Spider-Man also fights a Web-savvy villain, Screwball, who translates her villainy into fame via the Internet. Maybe she makes money at it; I dunno. But it makes sense there would be someone like her in Spider-Man’s New York. The writer of the next arc, Bob Gale, also uses the Internet / villainy connection in a way that feels natural.
The second story is a two-parter in which Gale tells the story of the Bookie, the gambler at the Bar with No Name that sets odds for superfights. He’s appeared a couple of times in the Brand New Day setup, and I can’t say that I’ve ever wondered what his story was. Nevertheless, here we have it, and of course it involves bad luck, bad odds, and fixed games.

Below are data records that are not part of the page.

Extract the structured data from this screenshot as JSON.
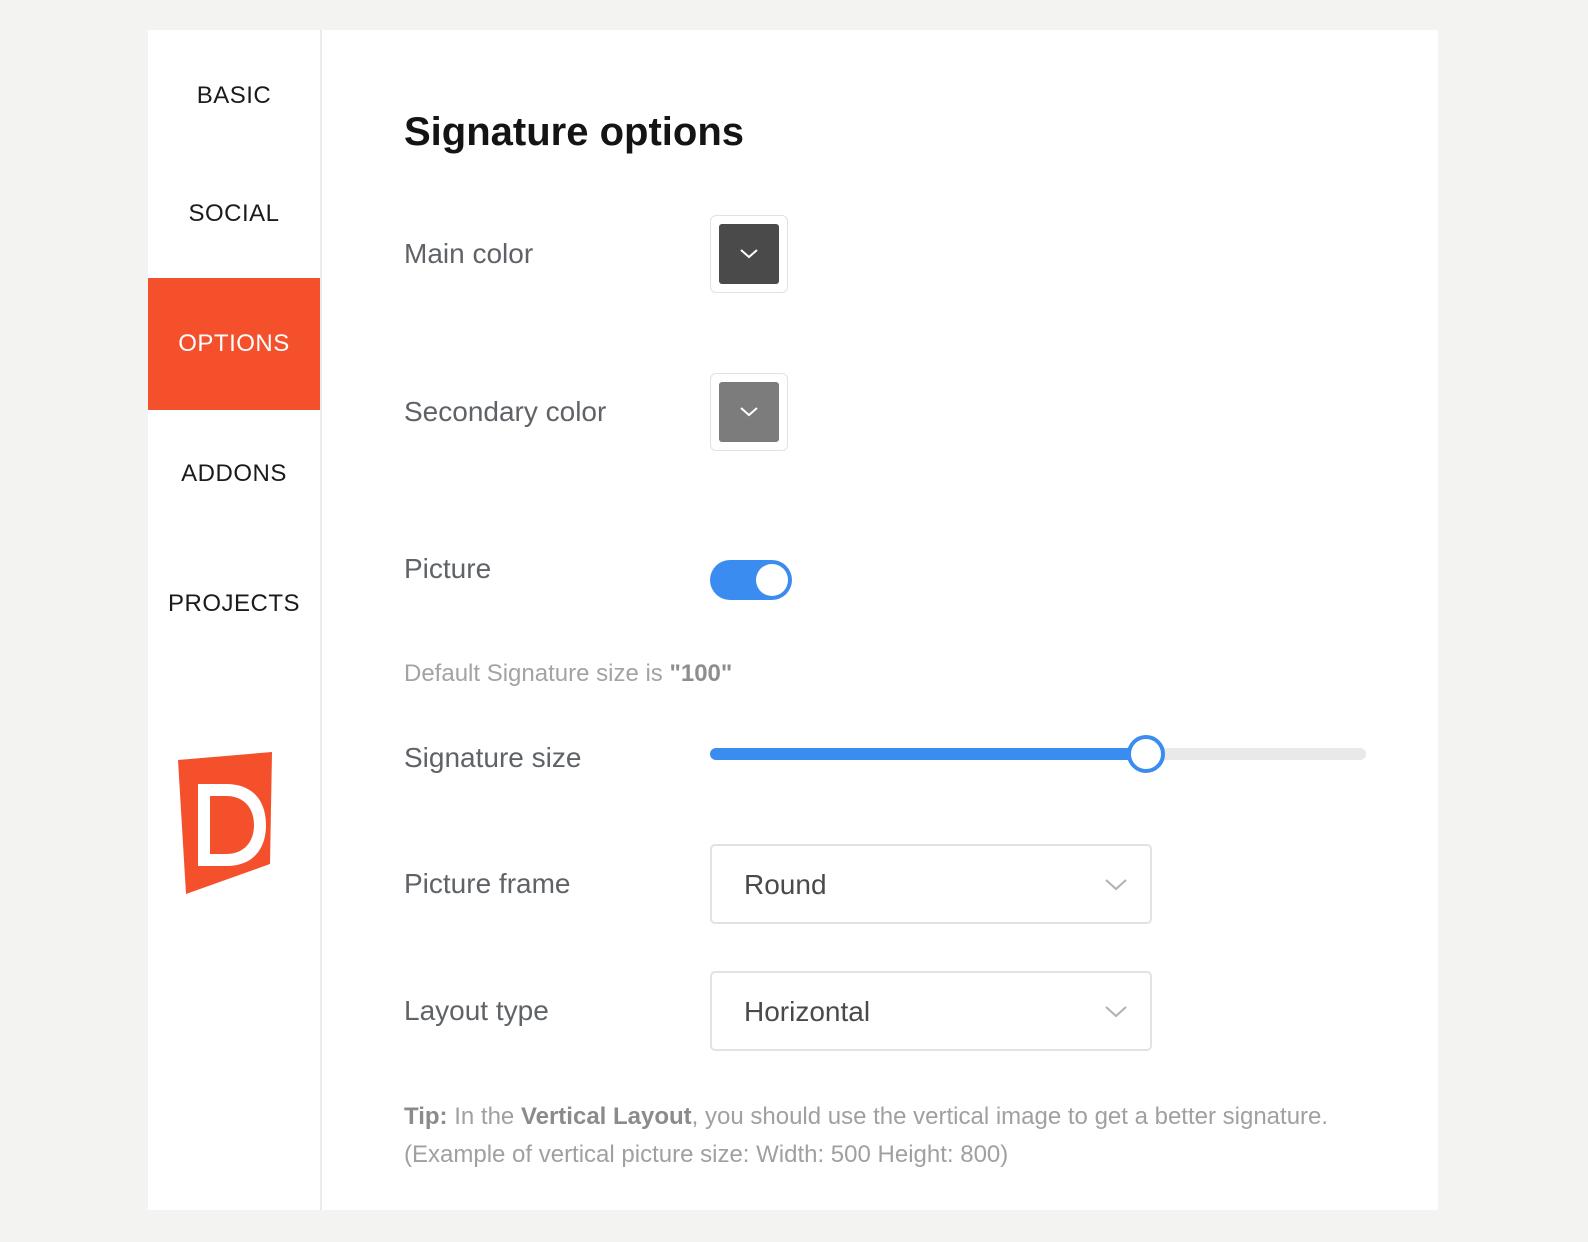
{
  "sidebar": {
    "items": [
      {
        "label": "BASIC",
        "active": false
      },
      {
        "label": "SOCIAL",
        "active": false
      },
      {
        "label": "OPTIONS",
        "active": true
      },
      {
        "label": "ADDONS",
        "active": false
      },
      {
        "label": "PROJECTS",
        "active": false
      }
    ],
    "logo": {
      "letter": "D",
      "color": "#f4502c"
    }
  },
  "main": {
    "title": "Signature options",
    "main_color": {
      "label": "Main color",
      "value": "#4a4a4a",
      "icon": "chevron-down-icon"
    },
    "secondary_color": {
      "label": "Secondary color",
      "value": "#7c7c7c",
      "icon": "chevron-down-icon"
    },
    "picture": {
      "label": "Picture",
      "enabled": true,
      "color": "#3b8cf0"
    },
    "size_hint": {
      "prefix": "Default Signature size is ",
      "value": "\"100\""
    },
    "signature_size": {
      "label": "Signature size",
      "fraction": 0.665,
      "color": "#3b8cf0"
    },
    "picture_frame": {
      "label": "Picture frame",
      "value": "Round"
    },
    "layout_type": {
      "label": "Layout type",
      "value": "Horizontal"
    },
    "tip": {
      "strong": "Tip:",
      "part1": " In the ",
      "emphasis": "Vertical Layout",
      "part2": ", you should use the vertical image to get a better signature.",
      "line2": "(Example of vertical picture size: Width: 500 Height: 800)"
    }
  }
}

It’s a shame that Gale’s decided to focus on the Bookie when there’s not much interesting about the character. Gale seems to have a good handle on the villains at the Bar with No Name — the whole scene with Spidey in the Bar is well done, both by Gale and by penciler Mike McKone — and I have a great deal of respect for someone who decides to use the Enforcers out of Spider-Man’s entire rogue’s gallery. (I’m not sure about Ox’s characterization, but I’m not sure he’s been given a personality in almost 50 years of appearances, so I’ll let it slide.) His Spider-dialogue — like Slott’s — is spot-on. But I don’t care about the Bookie or his father or any of his hare-brained schemes, not even when it’s suggested the Bookie could have the answers to clear Spider-Man from the most recent charges of murder that have been leveled against him. Spider-Man is always cleared, more or less, so there’s not much excitement there, and I didn’t get the feeling that whoever is framing Spider-Man is that important. (From things I’ve read online since this came out, I know that might be wrong. But Brand New Day hasn’t convinced me of the culprit’s importance.)

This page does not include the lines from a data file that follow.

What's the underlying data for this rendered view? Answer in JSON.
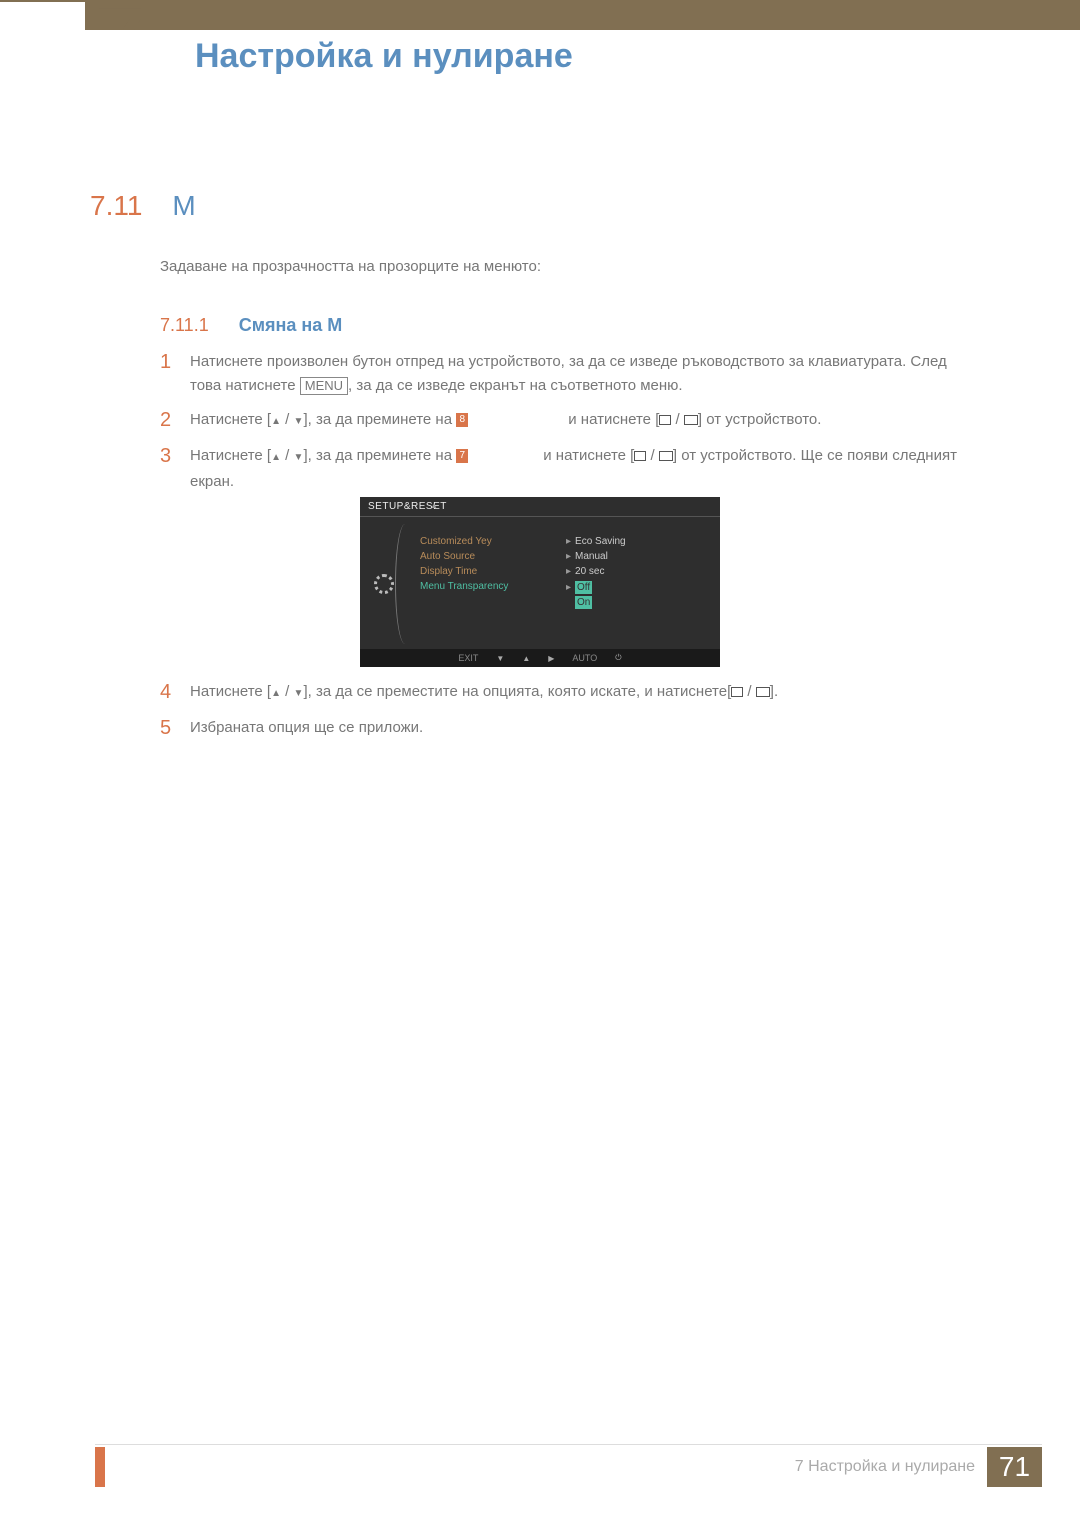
{
  "chapter_big_num": "7",
  "chapter_title": "Настройка и нулиране",
  "section": {
    "num": "7.11",
    "title_garbled": "M"
  },
  "intro_line": "Задаване на прозрачността на прозорците на менюто:",
  "subsection": {
    "num": "7.11.1",
    "title": "Смяна на M"
  },
  "steps": {
    "s1_a": "Натиснете произволен бутон отпред на устройството, за да се изведе ръководството за клавиатурата. След това натиснете ",
    "s1_menu": "MENU",
    "s1_b": ", за да се изведе екранът на съответното меню.",
    "s2_a": "Натиснете [",
    "s2_sep": " / ",
    "s2_b": "], за да преминете на ",
    "s2_c": " и натиснете [",
    "s2_d": "] от устройството.",
    "s3_a": "Натиснете [",
    "s3_b": "], за да преминете на ",
    "s3_c": " и натиснете [",
    "s3_d": "] от устройството. Ще се появи следният екран.",
    "s4_a": "Натиснете [",
    "s4_b": "], за да се преместите на опцията, която искате, и натиснете[",
    "s4_c": "].",
    "s5": "Избраната опция ще се приложи.",
    "glyph2": "8",
    "glyph3": "7"
  },
  "osd": {
    "title": "SETUP&RESET",
    "items": [
      "Customized Yey",
      "Auto Source",
      "Display Time",
      "Menu Transparency"
    ],
    "values": [
      "Eco Saving",
      "Manual",
      "20 sec"
    ],
    "options": [
      "Off",
      "On"
    ],
    "footer": {
      "exit": "EXIT",
      "auto": "AUTO"
    }
  },
  "footer": {
    "chapter_label": "7 Настройка и нулиране",
    "page": "71"
  }
}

Whatever I think about the plots, the art remains a strength for Brand New Day. The artists in this book have some of the highest quality-to-amount-I-like-their-work ratios other than Frank Quitely. Marcos Martin pencils the first arc, and although I don’t like the way he draws faces and human bodies49, I can’t deny he knows how to make a scene visually interesting. Whether it’s Spider-Man debating with himself over whether to take celebrity pictures or Paper Doll alone with her collection of newspaper clippings, there’s rarely a dull page. I also enjoyed the fight scene in an art gallery, where Martin got to use his art studies to integrate Andy Warhol’s and Roy Lichtenstein’s work into the Marvel Universe — and into a fight scene. I enjoyed McKone’s work more, although I wasn’t quite as impressed with it. Still, the scenes inside the Bar with No Name were fun, as was the rescue on Coney Island.

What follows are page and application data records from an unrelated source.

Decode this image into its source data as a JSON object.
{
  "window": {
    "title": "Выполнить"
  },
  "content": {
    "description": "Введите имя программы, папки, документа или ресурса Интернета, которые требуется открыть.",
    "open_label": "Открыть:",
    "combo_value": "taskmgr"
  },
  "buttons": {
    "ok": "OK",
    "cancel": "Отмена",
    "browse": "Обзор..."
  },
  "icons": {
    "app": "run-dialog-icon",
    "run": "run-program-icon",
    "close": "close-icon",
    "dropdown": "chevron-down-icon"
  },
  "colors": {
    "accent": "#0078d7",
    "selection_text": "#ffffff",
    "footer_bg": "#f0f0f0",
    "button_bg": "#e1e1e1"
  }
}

There’s nothing wrong with the stories in v. 3 — they’re fun, lightweight, refreshingly free from grit or heavy gloom. That’s part of their charm, and that’s a large measure of their problem; there’s no real substance here. No matter how strong the art, no matter how encouraging the new direction, the stories themselves feel like a sweet, frothy dessert with little to sink one’s teeth into. Like the rest of Brand New Day, it’s a strong reboot. The individual appeal of the stories, however, is much less, despite strong writing and penciling.
Rating: (3 of 5)